What was accomplished under these goals? An enriched understanding of genes and environmental factors and their interactions is critical to precision agriculture and sustainable production. It provides guidance on how to deploy the most suitable crop genetics to different production environments and management systems. Leveraging existing data of diverse germplasmfrom three majorcrops and previous findings fromgenetic mapping populations, we conducted further investigation to identify the major genetic and environmental factors underlying the varied crop performance and connect the end-of-season performance with growth trajectories of different genotypes. This project's research findings and associated analysis pipelines are expected to greatly facilitate gene identification, genetic effect quantification, testing site selection, and genomic prediction for cultivar development. Objective 1. We developed the open-sourceCERIS-JGRA package and released it on the GitHub. We organized a workshop: Phenotypic Plasticity and Genotype by Environment Interaction: Dissection and Prediction, National Association of Plant Breeders Education Committee virtual, Feb 22, 2021. Objective 2. We developed the integrated framework to reinstate the environmental dimension in genome-wide association studies (GWAS) and genomic selection (GS). GWAS and GS are two common research topics across crops. Our integrated frameworkfacilitates biologically informed dissection of complex traits, enhanced performance prediction in breeding for future climates, and coordinated efforts to enrich our understanding of mechanisms underlying phenotypic variation. This has been demonstrated with maize, wheat, and oat diversity panels. We continue to work on a diversity panel in sorghum. Objective 3. We investigated the sorghum plant height growth curves across a genetic mapping population. Mapping with growth-curve parameters obtained from modeling the multi-stage height data across the season atindividual environments and mapping with reaction-norm parameters obtained from modeling the end-of-season height data acrossmultiple environments discovered a largelyoverlapping set of quantitative trait loci (QTL). Objective 4. We started the investigation of environmental factors underlying the performance trial and testing sites design

Publications

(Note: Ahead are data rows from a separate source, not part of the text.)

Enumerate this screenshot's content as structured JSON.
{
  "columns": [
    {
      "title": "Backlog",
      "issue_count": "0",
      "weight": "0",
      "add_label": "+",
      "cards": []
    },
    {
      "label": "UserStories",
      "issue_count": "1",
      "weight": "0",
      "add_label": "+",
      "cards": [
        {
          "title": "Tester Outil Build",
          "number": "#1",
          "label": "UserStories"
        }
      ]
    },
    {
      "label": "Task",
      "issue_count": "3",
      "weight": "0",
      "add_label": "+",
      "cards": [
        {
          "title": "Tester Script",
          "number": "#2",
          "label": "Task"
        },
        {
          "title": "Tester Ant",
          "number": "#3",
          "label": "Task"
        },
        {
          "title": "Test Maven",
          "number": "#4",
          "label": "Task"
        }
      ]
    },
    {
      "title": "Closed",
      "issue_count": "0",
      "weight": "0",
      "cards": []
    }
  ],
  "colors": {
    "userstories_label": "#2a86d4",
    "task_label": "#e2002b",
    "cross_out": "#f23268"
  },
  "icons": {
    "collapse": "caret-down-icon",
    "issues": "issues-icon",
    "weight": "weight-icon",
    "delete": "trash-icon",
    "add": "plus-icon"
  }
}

  • Type: Journal Articles Status: Published Year Published: 2021 Citation: Li, X., T. Guo, J. Wang, W.A. Bekele, S. Sukumaran, A.E. Vanous, J.P. McNellie, L. Tibbs Cortes, M.S. Lopes, K. Lamkey, M.E. Westgate, J. McKay, S.V. Archontoulis, M.P. Reynolds, N.A. Tinker, P.S. Schnable, and J. Yu. 2021. An integrated framework reinstating the environmental dimension for GWAS and genomic selection in crops. Molecular Plant 14:874-887.